Our research team came to know that the Federal Communications Commission yesterday granted Alphabet-owned Project Loon which is an experimental license to operate in Puerto Rico and the US Virgin Islands. It is with the purpose to help the islands regain connectivity. The license extends from October 6th, 2017 until April 4th. The software engineer and the member of Alphabet’s X, Ben Wojtowicz was granted the license who works on Project Loon.
It is being speculated that the Helium balloons are being expected to deliver emergency LTE cellular reception to allow residents and local governments to contact friends and family, restoration efforts coordinate relief and reestablish communication with the outside world. It is still unclear as to what extent Loon will cover Puerto Rico or parts of the Virgin Islands, or as to how many balloons the team wants to deploy. “The purpose of the [Special Temporary Authority] is to support licensed mobile carriers’ restoration of limited communications capability in areas of Puerto Rico and the United States Virgin Islands affected by Hurricanes Irma and Maria,” says the license.
It was only last week that the Loon team shared that they are looking into helping Puerto Rico which still stays devastated by Hurricane Maria. Their aim is to help the area regain connectivity. The island that’s is a home to nearly 3.5 million people is crippled by the Category 4 storm. It affected and disabled more than 90 percent of Puerto Rico’s cell towers leaving its communications infrastructure in pieces. A report which was issued yesterday reveals that 83 percent of cell towers on the island are down. The US Virgin Islands facing the same obstacle.
Loon which is one of Google’s original moonshot efforts designed which aims to bring connectivity to remote areas of the world and all the locales who are struggling because of a natural disaster. It seems to be a perfect match for helping Puerto Rico in getting back online.

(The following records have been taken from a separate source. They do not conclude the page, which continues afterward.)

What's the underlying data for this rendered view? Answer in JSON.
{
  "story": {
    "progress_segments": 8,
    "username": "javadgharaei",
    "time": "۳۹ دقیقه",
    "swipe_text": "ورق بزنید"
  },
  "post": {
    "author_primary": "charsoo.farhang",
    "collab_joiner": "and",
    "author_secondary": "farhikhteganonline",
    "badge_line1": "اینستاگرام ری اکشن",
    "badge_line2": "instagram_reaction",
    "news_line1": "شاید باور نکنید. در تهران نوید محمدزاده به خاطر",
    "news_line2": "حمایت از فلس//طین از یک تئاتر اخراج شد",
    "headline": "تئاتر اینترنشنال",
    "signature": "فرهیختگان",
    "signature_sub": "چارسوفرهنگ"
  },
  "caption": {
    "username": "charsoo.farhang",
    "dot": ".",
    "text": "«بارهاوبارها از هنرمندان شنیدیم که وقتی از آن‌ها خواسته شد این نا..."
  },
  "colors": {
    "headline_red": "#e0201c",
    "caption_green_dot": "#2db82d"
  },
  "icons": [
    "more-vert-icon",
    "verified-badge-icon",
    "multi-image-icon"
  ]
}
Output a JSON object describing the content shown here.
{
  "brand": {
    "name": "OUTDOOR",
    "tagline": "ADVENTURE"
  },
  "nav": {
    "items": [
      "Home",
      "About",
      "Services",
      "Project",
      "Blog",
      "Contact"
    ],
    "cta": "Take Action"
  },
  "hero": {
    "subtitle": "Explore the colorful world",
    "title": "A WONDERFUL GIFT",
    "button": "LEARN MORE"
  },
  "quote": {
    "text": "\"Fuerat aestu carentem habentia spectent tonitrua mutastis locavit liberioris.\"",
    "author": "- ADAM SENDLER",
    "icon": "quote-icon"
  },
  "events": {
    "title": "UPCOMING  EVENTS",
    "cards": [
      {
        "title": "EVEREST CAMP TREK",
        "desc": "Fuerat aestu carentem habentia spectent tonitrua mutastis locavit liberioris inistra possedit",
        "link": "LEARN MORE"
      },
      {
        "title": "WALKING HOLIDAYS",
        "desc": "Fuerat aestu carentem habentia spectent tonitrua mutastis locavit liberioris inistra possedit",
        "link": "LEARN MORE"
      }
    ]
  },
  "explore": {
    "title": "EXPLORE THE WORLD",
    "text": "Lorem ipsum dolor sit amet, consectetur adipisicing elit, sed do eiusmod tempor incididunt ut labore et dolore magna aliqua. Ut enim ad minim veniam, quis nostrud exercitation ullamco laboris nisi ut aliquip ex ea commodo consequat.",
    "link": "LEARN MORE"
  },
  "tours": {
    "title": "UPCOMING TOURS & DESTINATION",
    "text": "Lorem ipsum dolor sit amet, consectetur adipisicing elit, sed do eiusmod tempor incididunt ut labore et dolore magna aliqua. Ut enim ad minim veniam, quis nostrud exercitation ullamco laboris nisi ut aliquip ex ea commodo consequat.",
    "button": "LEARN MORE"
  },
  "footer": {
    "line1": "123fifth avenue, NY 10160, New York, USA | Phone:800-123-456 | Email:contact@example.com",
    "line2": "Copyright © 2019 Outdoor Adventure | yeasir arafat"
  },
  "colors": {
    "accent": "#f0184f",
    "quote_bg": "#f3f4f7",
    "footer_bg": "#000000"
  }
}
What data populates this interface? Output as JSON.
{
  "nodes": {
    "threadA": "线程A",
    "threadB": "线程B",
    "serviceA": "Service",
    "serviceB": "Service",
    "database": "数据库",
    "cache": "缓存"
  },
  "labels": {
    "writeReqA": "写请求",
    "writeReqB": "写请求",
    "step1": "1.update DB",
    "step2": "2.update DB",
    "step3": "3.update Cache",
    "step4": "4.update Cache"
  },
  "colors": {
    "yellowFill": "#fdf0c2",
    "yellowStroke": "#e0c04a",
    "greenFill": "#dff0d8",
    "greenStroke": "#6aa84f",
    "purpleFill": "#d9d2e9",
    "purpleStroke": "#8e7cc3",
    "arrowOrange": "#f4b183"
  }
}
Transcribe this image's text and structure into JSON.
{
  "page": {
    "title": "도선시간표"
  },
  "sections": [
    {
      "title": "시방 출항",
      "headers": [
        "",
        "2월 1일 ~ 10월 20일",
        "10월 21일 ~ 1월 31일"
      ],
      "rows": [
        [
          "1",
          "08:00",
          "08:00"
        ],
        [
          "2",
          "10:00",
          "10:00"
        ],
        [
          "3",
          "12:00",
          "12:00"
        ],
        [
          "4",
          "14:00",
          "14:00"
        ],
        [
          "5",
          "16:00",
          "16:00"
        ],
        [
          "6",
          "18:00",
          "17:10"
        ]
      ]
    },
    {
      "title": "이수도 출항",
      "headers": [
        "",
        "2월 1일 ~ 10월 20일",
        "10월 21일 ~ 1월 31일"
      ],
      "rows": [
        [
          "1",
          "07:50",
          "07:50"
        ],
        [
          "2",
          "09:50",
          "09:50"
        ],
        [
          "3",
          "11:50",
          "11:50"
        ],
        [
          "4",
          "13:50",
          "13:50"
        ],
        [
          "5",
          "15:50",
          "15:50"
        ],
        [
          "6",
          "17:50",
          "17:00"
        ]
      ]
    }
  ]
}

Loon team is showing involvement with the telecommunications provider Telefonica on the island by speeding up the process.
A spokesperson for Alphabet’s X lab said that the team needs to work with a partner network of a local telecom such as Telefonica. He said that “To deliver signal to people’s devices, Loon needs be integrated with a telco partner’s network — the balloons can’t do it alone,” later he added that “To deliver signal to people’s devices, Loon needs be integrated with a telco partner’s network — the balloons can’t do it alone.”
It would be wise to mention that this isn’t the first deployment; the team has since expanded its testing over the years to include initiatives in Brazil, France, Indonesia, New Zealand, and Sri Lanka.